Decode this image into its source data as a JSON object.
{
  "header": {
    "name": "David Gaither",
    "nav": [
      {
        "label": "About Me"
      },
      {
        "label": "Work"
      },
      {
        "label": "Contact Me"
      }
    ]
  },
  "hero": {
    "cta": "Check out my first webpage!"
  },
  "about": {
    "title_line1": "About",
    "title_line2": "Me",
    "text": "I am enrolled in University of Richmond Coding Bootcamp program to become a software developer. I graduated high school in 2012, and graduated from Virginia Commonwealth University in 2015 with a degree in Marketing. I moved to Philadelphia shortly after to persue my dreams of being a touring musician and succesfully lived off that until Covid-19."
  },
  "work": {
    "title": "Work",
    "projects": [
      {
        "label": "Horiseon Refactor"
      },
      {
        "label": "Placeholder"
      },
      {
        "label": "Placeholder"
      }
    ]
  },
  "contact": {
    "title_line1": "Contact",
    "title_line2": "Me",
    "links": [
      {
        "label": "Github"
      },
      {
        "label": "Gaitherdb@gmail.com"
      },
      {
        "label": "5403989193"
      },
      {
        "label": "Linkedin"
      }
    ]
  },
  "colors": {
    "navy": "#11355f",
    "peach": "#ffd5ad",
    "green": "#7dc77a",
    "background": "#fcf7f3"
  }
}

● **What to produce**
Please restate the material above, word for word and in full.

● **Solution to this task**
Decode this image into its source data as a JSON object.
{
  "header": {
    "name": "David Gaither",
    "nav": [
      {
        "label": "About Me"
      },
      {
        "label": "Work"
      },
      {
        "label": "Contact Me"
      }
    ]
  },
  "hero": {
    "cta": "Check out my first webpage!"
  },
  "about": {
    "title_line1": "About",
    "title_line2": "Me",
    "text": "I am enrolled in University of Richmond Coding Bootcamp program to become a software developer. I graduated high school in 2012, and graduated from Virginia Commonwealth University in 2015 with a degree in Marketing. I moved to Philadelphia shortly after to persue my dreams of being a touring musician and succesfully lived off that until Covid-19."
  },
  "work": {
    "title": "Work",
    "projects": [
      {
        "label": "Horiseon Refactor"
      },
      {
        "label": "Placeholder"
      },
      {
        "label": "Placeholder"
      }
    ]
  },
  "contact": {
    "title_line1": "Contact",
    "title_line2": "Me",
    "links": [
      {
        "label": "Github"
      },
      {
        "label": "Gaitherdb@gmail.com"
      },
      {
        "label": "5403989193"
      },
      {
        "label": "Linkedin"
      }
    ]
  },
  "colors": {
    "navy": "#11355f",
    "peach": "#ffd5ad",
    "green": "#7dc77a",
    "background": "#fcf7f3"
  }
}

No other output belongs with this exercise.